The University research, which has been produced in partnership with the Northern Ireland Housing Executive and Progressive Building Society, analyses the performance of the Northern Ireland housing market during the fourth quarter of 2020 (October, November and December).
The report reveals an overall average house price of £183,944, which represents a weighted annual level of growth of 2.8% between Q4 2019 and Q4 2020. When considering quarterly movements, the Index displays an increase of 2.3% relative to Q3 2020. This growth appears to be driven by the increased activity particularly in the semi-detached and new build sectors across the province. The volume of transactions in the survey is 2,630.
75% of the Estate Agents surveyed confirmed an increase in transaction activity from the previous quarter. Increased viewing levels overall has translated into an increase in agreed sales over the course of the quarter with a significant percentage (81%) of agents reporting a direct correlation between the level of viewings and agreed sales.
The survey suggests agents expect market sentiment to remain positive with all respondents citing levels of confidence amongst both buyers and sellers to either improve or remain the same over the first three months of 2021.
The distribution of sale price this quarter shows some notable movements. The proportion of lower priced properties (below £100,000) equated to 14.9%, a decrease of one percentage point from Q3 2020. Properties sold at or below £150,000 accounted for 42% of transactions, a further four percentage point decrease compared to 46% observed in the previous survey.
In the mid-to-higher price brackets, 69% of transactions were at or below £200,000, representing a two percentage point decrease from the previous quarter. In the upper pricing levels of the market, 83% of properties sold at or below £250,000, the same as the previous quarter, while 89% of sales were below the £300,000 price band, a decrease of one percentage point by comparison with the previous quarter.
Overall, the analysis by price band shows a decrease in the sales of properties resting in the lower end of the price distribution, with the discernible increase in activity in the mid-value ranges of the pricing structure across Northern Ireland continuing to show trading up occurring within the market.

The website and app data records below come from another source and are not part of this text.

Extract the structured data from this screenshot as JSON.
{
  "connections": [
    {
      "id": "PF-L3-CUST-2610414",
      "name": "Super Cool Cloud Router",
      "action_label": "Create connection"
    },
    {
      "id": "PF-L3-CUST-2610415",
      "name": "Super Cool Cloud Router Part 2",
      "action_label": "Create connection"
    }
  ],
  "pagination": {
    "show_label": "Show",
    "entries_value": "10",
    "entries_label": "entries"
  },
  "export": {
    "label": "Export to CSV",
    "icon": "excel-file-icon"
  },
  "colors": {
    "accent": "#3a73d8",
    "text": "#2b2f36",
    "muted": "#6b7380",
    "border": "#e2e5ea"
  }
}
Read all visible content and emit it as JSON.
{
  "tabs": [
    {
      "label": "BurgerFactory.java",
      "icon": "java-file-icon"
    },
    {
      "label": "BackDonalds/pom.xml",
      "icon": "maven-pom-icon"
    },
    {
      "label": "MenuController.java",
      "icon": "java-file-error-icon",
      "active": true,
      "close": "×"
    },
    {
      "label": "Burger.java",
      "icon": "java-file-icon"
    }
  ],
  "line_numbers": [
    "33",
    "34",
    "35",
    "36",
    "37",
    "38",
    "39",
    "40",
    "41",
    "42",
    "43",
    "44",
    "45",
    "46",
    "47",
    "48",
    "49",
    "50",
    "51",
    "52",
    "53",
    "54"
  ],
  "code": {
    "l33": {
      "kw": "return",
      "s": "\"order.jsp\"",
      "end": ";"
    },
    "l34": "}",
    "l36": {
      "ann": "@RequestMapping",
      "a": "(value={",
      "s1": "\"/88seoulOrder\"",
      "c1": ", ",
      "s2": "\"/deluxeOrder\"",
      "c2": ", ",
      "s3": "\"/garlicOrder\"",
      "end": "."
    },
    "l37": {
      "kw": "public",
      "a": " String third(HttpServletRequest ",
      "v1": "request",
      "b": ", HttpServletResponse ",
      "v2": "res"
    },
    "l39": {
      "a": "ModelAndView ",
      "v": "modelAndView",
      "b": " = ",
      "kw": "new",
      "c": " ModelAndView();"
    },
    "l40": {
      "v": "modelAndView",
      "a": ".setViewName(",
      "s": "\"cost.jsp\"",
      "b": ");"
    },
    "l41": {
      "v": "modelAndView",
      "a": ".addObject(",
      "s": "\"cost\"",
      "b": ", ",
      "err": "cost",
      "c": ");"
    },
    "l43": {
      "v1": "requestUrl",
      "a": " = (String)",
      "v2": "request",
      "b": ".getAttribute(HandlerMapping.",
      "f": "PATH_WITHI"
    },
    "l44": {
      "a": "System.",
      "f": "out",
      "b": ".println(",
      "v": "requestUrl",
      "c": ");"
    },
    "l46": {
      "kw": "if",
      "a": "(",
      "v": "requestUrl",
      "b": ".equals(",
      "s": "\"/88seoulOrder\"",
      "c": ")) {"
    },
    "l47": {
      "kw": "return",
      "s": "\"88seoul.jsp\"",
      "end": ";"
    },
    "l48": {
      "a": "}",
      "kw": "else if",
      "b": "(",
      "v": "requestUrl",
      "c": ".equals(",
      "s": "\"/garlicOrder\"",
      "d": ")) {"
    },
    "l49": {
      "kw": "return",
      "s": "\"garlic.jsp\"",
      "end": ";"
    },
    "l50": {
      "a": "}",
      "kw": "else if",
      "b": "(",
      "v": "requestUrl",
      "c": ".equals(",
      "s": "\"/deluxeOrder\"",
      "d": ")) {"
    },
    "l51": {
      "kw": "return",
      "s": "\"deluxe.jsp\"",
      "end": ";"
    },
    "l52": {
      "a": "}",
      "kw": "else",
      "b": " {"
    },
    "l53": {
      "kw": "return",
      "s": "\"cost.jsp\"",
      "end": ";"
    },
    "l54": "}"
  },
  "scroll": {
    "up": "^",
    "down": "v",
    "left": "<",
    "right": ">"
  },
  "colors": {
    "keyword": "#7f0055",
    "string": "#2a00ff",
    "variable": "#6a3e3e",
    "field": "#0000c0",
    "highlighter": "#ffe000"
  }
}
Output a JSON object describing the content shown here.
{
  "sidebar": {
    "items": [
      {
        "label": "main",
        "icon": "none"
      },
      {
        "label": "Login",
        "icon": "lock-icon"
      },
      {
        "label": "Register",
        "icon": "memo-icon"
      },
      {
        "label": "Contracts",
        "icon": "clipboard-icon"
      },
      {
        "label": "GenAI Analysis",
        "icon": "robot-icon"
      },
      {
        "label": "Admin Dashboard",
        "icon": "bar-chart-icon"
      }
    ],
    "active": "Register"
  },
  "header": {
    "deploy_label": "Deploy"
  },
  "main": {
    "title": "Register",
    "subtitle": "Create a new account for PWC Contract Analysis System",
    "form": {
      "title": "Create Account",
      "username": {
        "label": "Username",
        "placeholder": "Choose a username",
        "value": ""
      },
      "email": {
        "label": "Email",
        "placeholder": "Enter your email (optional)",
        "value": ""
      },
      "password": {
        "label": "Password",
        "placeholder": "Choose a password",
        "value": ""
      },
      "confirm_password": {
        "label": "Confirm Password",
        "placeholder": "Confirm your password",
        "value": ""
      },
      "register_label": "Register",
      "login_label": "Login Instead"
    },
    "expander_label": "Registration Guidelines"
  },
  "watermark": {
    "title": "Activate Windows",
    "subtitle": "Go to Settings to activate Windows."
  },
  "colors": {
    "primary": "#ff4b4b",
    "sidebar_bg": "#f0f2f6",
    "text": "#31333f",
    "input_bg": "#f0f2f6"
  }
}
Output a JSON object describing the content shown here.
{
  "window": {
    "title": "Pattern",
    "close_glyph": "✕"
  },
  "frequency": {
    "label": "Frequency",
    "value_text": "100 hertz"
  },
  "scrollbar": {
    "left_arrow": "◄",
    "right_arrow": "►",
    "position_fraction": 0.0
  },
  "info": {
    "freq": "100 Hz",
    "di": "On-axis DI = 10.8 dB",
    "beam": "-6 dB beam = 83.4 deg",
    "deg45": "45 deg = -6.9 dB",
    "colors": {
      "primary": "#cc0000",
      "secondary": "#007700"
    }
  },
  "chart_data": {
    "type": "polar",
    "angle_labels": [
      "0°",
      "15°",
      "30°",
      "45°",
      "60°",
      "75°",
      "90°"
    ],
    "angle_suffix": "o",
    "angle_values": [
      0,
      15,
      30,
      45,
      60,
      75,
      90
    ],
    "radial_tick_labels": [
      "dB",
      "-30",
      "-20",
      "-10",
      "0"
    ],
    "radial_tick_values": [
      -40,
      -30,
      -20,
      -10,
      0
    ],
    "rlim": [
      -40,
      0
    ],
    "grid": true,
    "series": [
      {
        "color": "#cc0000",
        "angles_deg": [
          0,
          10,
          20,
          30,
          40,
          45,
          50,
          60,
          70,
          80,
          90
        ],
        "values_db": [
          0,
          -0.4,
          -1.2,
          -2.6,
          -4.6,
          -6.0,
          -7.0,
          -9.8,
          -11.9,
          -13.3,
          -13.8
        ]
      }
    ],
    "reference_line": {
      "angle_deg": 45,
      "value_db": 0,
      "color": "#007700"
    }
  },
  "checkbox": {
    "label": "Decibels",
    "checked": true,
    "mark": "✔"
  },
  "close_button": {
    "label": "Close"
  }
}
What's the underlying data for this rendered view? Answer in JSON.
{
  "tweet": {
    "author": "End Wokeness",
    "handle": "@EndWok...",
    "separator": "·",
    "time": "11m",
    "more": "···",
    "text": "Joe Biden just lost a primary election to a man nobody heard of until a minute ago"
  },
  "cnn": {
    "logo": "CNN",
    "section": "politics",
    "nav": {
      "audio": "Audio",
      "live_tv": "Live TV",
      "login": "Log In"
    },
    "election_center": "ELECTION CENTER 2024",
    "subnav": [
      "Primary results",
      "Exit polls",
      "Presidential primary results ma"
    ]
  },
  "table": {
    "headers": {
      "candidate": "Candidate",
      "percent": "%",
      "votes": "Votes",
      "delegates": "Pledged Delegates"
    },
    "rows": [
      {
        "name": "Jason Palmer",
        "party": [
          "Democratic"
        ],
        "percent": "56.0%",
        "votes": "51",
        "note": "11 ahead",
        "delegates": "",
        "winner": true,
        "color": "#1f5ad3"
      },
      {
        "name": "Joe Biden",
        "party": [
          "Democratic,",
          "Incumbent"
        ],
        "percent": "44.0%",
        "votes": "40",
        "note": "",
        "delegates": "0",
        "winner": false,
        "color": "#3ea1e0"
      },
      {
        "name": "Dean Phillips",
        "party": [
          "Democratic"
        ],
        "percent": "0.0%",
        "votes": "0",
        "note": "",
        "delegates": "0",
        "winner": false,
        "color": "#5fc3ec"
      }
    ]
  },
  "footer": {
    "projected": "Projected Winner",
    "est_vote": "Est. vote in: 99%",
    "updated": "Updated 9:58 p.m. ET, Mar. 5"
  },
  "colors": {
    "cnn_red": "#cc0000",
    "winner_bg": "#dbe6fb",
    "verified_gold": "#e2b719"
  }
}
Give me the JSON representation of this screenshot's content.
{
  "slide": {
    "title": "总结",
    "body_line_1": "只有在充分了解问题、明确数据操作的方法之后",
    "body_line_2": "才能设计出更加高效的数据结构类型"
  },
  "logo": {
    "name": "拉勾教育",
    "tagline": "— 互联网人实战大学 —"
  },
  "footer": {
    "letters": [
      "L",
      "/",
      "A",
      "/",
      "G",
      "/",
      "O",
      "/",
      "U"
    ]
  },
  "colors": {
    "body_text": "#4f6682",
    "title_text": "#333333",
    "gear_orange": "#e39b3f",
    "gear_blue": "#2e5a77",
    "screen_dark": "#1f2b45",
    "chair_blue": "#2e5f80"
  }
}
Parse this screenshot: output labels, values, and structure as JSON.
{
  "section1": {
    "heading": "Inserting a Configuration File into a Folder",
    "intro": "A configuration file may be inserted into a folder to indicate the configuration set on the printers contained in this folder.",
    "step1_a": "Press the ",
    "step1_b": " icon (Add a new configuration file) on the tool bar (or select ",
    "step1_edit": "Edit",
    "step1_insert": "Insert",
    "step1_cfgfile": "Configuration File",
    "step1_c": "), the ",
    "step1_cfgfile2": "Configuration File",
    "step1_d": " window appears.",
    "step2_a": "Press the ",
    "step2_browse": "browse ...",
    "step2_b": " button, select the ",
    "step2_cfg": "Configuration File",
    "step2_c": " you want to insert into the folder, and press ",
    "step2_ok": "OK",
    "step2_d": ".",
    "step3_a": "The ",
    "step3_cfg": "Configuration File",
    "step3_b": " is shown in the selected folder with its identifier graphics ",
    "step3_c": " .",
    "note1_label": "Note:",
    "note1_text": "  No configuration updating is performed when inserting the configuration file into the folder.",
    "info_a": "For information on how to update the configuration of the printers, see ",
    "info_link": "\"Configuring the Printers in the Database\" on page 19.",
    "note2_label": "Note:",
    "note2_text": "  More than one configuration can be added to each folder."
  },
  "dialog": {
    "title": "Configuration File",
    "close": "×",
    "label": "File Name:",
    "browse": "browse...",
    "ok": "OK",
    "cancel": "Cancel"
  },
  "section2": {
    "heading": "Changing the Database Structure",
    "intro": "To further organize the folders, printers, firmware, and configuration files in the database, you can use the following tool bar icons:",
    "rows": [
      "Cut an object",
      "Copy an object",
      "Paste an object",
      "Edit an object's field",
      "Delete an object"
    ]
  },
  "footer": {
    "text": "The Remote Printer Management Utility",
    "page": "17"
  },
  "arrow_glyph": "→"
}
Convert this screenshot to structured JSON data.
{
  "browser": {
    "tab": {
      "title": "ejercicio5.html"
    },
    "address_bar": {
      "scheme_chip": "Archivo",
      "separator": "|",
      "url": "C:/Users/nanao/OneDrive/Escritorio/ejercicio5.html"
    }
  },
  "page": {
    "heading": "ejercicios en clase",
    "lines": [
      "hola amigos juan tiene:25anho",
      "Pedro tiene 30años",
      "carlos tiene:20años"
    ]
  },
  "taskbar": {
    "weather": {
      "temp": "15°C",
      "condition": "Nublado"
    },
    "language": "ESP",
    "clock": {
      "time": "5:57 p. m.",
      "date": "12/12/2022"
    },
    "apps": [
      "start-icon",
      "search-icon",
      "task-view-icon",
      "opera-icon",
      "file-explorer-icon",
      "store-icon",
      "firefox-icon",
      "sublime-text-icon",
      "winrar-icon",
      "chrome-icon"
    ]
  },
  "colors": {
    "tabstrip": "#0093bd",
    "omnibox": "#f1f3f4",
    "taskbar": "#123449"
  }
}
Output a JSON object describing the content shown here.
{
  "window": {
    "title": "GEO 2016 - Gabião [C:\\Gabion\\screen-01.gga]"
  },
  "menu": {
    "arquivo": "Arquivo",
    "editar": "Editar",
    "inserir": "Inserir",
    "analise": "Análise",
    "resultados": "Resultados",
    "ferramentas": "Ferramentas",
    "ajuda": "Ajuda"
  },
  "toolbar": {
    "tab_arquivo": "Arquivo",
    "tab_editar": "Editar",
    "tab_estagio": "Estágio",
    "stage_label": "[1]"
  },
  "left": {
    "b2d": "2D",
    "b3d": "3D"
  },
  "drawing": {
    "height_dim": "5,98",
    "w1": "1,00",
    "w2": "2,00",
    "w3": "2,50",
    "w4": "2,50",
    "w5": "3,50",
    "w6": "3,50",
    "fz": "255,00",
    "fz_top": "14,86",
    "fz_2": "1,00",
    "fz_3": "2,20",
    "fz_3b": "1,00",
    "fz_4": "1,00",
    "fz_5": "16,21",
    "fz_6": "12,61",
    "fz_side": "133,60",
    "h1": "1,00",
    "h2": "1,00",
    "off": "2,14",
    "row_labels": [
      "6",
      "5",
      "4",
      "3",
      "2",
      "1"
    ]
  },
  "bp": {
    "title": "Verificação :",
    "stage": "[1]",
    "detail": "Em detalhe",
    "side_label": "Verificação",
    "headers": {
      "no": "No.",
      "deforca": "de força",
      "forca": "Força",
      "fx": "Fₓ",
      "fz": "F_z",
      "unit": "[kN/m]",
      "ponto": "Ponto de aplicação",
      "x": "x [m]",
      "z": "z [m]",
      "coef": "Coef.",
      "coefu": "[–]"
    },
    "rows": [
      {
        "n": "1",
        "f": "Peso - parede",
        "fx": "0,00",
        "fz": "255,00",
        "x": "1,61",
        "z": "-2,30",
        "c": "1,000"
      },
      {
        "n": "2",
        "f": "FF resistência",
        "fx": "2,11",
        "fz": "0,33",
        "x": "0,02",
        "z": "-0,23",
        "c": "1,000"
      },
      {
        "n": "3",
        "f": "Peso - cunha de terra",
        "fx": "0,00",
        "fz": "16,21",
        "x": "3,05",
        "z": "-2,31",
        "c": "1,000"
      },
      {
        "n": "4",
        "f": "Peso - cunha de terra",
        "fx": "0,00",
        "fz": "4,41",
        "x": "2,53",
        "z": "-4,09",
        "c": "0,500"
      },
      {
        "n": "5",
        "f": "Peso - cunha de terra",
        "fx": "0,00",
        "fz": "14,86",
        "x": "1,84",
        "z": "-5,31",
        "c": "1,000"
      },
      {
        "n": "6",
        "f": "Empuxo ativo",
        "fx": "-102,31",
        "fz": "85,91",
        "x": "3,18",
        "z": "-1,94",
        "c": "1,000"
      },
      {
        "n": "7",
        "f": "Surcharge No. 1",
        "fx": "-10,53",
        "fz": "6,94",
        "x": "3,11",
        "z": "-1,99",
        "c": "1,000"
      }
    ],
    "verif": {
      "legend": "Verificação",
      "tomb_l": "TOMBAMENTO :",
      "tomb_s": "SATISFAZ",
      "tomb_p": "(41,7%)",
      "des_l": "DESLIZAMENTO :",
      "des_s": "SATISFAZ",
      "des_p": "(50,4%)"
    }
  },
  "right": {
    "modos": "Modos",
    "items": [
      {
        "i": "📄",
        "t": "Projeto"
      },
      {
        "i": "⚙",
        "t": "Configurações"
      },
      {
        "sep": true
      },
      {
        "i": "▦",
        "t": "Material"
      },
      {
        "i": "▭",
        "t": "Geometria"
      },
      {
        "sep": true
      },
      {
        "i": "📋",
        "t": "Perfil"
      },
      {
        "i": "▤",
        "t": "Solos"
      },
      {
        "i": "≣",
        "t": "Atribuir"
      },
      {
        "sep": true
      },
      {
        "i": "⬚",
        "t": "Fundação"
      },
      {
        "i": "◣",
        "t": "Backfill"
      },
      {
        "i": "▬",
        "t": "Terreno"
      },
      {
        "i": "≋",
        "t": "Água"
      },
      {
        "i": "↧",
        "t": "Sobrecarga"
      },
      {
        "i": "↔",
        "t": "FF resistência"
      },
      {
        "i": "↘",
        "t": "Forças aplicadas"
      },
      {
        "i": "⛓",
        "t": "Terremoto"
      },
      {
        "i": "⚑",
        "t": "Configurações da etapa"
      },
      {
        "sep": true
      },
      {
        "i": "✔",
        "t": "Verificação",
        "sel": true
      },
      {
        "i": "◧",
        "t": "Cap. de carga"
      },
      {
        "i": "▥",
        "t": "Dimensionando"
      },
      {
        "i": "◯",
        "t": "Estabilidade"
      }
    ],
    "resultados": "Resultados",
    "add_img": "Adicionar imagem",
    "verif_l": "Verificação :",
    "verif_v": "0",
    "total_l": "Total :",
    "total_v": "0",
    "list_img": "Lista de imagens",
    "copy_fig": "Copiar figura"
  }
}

Lead Researcher, Dr Michael McCord, Reader in Real Estate, Ulster University said:
“The price statistics are based upon market evidence as the housing market continues to function during the waves of the global pandemic and ongoing national and regional imposed lockdowns. We reported in the last quarter that there has been a psychological impact upon the housing market with buyers and sellers re-evaluating their housing options, noting a discernible trend in buyers trading up within the market. This trend appears to have continued into the fourth quarter of the year. As the vaccination programmes roll out and support packages and measures are slowly withdrawn and the housing market becomes more interlinked with the economy, the ‘truer’ and real implications of the global pandemic will emerge.”
Michael Boyd, Deputy Chief Executive and Finance Director, Progressive Building Society, said:
“As we continued to navigate through different levels of lockdowns, the buoyancy within the Northern Ireland housing market that we witnessed in Q3 has continued in the last quarter of 2020. The positive analysis by the Bank of England of a strong recovery in 2021 is encouraging, and that impetus at a national level will require, not only political stability but, strong political leadership at a local level to ensure we build economic momentum, supporting job creation to enable consumer spending. At Progressive we are committed to offering a flexible approach and are continually reviewing the market to ensure that we can provide the guidance and support that buyers are looking for.”
Ailbhe Hickey, Acting Assistant Director of Land and Regeneration with the Housing Executive, said:
“At a time of so much uncertainty, the relative stability of the housing market in the second half of 2020 was encouraging. The longer term outlook will depend mainly on what happens in relation to coronavirus restrictions and the associated economic impacts. The housing market has been insulated, to some extent, from the impacts of job losses and reduced incomes, but any major change in policy around mitigations like the furlough scheme could leave some households in challenging circumstances.”